Tens of thousands gathered at the barricades of a massive police operation to protect the German Chancellor as she met with Greek leaders who are searching for a new package of budget cuts to secure bail-out funds largely underwritten by the German taxpayer.
The centre-Right Mrs Merkel had arrived in Athens with the state plane flying the flags of both Greece and Germany.
The gesture set a tone of understanding and humility from the German camp but failed to make a dent in the wave of anger directed at the woman blamed for pushing Greece ever deeper into depression.
The message sent to Mrs Merkel from the streets was unremittingly bleak.
Banners screamed: “Angela, Save the world, Kill Yourself” and “Out with the Fourth Reich”.
A group of dustmen dressed in Nazi uniforms and waving Swastika flags paraded through Syntagma Square in a jeep. The convoy got as close to parliament as riot police would allow, stopping at the marble steps of the Grande Bretagne Hotel. In happier days Athens’ elite congregated in the hotel foyer for high tea but these days it hosts a revolving succession of official delegations attempting to negotiate rounds of austerity.
One commentator even noted that Mrs Merkel’s green jacket was the same one she had worn on the night that Germany beat Greece in the quarter-final of Euro 2012 in June.
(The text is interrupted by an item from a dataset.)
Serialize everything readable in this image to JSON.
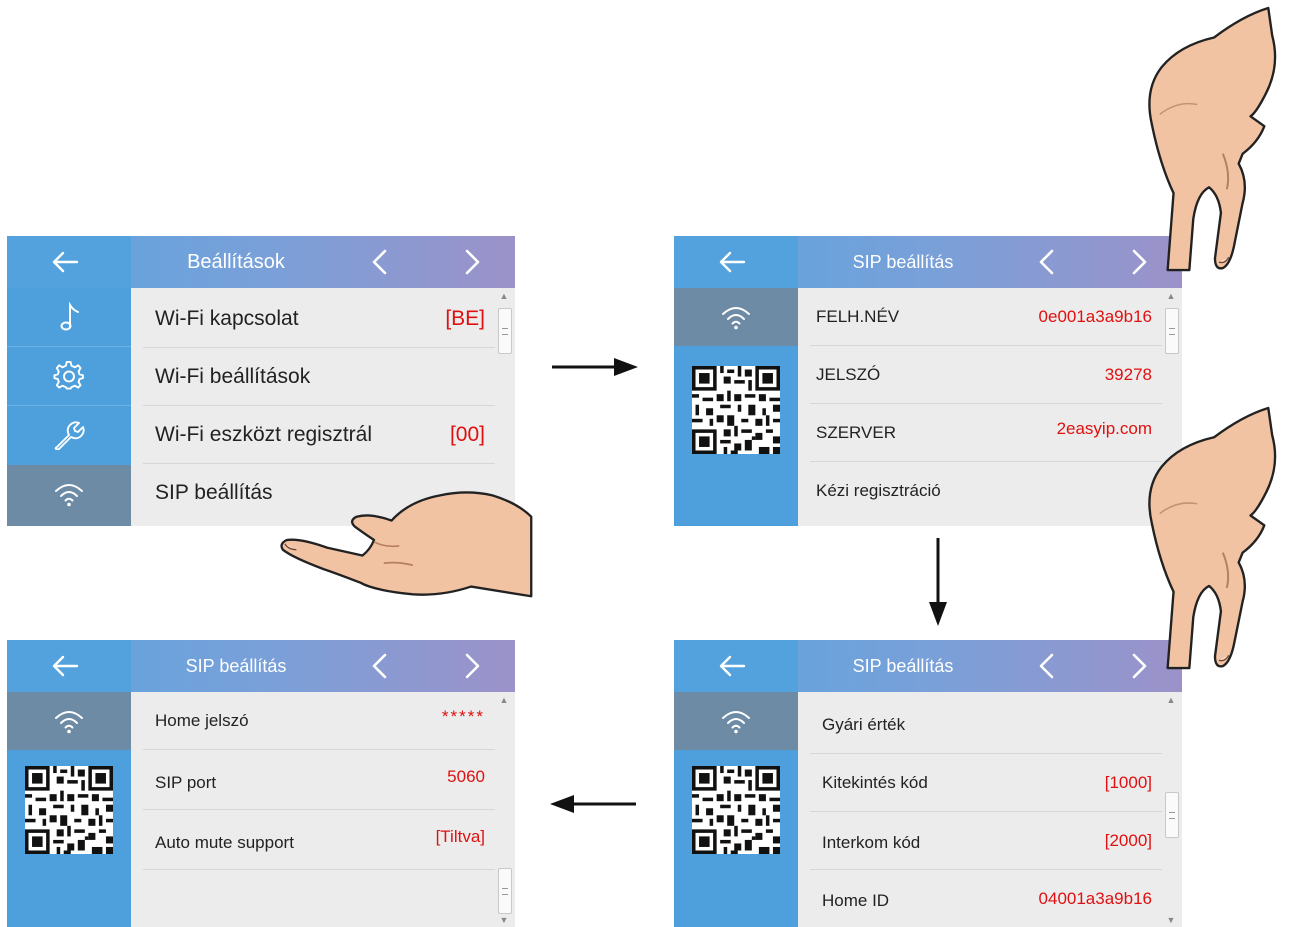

Karolos Papoulias, Greece’s president and a renowned figure in the resistance to Nazi occupation, spoke for the silent majority when he demanded consideration of the country’s modern day calamities not historical grievances. “We have almost exhausted our endurance. We must think of measures that will bring hope, particularly growth measures,” he said.
Speaking after talks with Antonis Samaras, the Greek prime minister, Mrs Merkel said she wanted to develop a deeper understanding of Greek conditions.
“I am not a teacher to give lessons. I’m here to be informed, I know that changes are difficult to be implemented.”
The only encouragement she could offer was a vague claim that the economy had finally hit the bottom.
“I have come here today in full knowledge that the period Greece is living through right now is an extremely difficult one for the Greeks and many people are suffering,” she said. “Precisely for that reason I want to say that much of the path is already behind us.
“We are dealing with problems that have arisen in part over decades, and these problems can’t be solved with one bang, with one measure,” she said. “It will be a longer path but I believe that we will see light at the end of the tunnel.”
Mr Samaras sought to find a turning point in the visit. “Merkel’s visit to Greece first of all proves that we are breaking an international isolation that existed to now,” he said.
Ordinary Greeks were dismayed that the German leader was insulated by the biggest security operation since President Bill Clinton visited in 1996.
“We know that she is not here to offer favours but she must help us, this is our last chance,” said 45-year-old Mari Hanioti, a saleswoman. “She must be able to see what we are going through, how much we are suffering. She should see the poor neighbourhoods not just the expensive hotels.”
However economists said the real discussions on Greece’s economic fate were taking place in Luxembourg where Eurozone finance ministers were seeking an October 18 deadline for Athens to satisfy the terms of a 35 billion euro cash infusion to stave off bankruptcy.
Photo: Protesters in central Athens burn a flag with a swastika